Stored dataset items
Segment Open

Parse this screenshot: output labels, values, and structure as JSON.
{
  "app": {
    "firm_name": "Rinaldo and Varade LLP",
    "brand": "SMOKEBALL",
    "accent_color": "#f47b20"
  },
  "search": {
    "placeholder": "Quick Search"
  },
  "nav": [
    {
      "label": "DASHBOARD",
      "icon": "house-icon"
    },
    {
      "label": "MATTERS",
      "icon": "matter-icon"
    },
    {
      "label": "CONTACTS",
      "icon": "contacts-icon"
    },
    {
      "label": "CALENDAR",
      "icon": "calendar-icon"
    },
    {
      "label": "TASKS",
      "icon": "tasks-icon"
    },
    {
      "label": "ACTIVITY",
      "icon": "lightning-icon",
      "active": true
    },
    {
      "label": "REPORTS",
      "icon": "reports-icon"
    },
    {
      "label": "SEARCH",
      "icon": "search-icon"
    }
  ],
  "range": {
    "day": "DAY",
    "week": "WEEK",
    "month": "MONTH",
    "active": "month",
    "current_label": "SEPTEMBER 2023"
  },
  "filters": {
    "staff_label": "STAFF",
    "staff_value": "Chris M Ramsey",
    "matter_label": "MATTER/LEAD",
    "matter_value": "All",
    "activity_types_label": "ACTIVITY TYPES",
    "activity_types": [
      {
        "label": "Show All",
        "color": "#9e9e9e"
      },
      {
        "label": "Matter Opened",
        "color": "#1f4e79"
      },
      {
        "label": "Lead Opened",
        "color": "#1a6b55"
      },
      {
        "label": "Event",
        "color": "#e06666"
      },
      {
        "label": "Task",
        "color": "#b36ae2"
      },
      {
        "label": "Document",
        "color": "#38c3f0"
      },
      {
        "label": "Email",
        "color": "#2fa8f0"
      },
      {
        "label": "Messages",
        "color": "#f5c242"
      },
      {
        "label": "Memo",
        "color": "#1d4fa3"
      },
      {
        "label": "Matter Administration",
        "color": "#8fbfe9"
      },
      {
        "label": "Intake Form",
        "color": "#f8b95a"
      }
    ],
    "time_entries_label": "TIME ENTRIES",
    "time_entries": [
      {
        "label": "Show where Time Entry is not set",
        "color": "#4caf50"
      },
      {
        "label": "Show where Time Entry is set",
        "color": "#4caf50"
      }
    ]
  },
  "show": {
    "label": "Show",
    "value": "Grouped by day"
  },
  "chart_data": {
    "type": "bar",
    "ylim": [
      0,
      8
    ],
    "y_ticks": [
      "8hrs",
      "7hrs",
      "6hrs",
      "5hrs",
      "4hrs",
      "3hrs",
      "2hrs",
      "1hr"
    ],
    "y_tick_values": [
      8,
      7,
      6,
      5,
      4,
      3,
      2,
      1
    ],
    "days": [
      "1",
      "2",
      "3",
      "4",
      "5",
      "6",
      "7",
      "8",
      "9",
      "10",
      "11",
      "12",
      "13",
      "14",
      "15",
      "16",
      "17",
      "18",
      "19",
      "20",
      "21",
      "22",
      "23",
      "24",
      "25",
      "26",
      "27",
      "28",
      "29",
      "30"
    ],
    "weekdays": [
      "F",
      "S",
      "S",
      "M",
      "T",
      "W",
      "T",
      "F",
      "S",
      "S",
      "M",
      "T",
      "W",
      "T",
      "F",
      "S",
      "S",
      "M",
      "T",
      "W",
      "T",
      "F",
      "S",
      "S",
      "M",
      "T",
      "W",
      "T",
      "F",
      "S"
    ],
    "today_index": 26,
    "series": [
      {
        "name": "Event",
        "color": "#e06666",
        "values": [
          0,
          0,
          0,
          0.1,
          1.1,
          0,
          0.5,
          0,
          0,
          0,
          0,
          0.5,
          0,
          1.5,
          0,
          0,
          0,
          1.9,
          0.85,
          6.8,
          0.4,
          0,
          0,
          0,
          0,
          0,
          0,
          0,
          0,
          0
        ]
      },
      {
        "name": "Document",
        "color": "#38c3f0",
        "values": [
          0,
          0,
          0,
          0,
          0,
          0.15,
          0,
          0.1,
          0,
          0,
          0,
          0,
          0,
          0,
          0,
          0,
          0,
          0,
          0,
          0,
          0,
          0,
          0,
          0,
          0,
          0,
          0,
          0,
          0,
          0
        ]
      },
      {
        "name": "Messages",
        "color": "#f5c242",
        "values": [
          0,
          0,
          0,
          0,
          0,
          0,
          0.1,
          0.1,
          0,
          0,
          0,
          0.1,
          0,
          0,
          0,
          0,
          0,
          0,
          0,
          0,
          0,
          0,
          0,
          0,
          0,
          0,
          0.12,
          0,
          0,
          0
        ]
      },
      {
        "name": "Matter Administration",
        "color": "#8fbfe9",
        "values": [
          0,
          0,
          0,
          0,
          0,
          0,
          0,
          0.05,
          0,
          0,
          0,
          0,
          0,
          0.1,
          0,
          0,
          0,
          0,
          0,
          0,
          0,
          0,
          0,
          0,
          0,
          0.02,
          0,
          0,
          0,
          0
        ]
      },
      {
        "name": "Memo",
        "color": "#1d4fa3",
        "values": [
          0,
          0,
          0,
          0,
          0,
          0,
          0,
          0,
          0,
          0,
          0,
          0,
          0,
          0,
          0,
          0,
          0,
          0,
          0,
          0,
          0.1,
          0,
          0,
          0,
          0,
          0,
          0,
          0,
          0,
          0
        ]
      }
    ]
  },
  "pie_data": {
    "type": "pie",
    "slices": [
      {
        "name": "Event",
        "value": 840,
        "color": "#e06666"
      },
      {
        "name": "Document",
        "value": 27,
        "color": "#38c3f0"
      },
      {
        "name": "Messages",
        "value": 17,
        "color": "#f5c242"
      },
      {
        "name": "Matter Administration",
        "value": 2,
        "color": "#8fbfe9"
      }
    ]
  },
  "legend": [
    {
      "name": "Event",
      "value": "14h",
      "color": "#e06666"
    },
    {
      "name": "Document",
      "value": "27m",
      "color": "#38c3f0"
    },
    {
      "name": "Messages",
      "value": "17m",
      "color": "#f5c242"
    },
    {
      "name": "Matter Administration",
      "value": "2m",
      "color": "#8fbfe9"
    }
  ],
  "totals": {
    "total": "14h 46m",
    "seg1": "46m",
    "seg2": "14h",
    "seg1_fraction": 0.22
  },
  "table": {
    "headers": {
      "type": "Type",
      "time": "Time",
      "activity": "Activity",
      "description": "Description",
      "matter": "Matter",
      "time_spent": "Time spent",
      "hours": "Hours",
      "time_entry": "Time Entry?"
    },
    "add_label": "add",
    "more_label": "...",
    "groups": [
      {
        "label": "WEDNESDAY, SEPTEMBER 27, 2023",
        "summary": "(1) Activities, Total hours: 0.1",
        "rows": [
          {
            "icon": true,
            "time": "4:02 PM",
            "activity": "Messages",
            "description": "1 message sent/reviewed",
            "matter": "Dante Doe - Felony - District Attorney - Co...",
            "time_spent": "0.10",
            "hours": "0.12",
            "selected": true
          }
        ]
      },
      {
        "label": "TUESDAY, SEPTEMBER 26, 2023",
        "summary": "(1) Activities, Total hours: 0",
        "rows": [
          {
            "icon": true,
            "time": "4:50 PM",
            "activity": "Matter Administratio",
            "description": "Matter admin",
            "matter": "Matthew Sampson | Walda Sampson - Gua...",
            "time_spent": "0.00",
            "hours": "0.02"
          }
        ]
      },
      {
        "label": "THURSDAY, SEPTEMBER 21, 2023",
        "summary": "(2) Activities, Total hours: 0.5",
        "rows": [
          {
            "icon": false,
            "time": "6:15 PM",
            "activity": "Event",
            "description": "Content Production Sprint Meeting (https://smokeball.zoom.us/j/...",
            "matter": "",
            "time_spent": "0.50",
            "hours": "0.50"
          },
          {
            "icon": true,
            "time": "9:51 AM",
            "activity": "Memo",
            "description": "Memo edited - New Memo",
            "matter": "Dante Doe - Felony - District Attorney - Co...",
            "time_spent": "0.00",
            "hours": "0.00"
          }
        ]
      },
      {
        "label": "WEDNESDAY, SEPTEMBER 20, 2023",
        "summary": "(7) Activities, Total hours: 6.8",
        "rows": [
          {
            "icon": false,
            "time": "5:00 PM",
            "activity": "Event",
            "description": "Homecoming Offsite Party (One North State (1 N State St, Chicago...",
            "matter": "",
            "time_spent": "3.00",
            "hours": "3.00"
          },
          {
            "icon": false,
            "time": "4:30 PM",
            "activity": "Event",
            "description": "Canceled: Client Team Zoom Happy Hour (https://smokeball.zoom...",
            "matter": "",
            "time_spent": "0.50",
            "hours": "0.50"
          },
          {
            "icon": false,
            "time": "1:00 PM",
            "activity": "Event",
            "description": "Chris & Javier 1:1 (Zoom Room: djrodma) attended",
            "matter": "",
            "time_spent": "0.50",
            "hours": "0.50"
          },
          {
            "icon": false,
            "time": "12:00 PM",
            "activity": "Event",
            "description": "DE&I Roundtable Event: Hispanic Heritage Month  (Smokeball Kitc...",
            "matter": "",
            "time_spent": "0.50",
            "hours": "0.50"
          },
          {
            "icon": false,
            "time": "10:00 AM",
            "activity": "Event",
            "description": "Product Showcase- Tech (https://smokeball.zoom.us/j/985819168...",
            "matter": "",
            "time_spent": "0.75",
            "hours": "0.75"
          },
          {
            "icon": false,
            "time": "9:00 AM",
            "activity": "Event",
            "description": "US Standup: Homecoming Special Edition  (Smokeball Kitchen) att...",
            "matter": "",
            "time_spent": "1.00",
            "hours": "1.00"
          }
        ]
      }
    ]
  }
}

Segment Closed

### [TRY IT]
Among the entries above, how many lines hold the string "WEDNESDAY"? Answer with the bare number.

### [RESPONSE FOR THIS EXERCISE]
2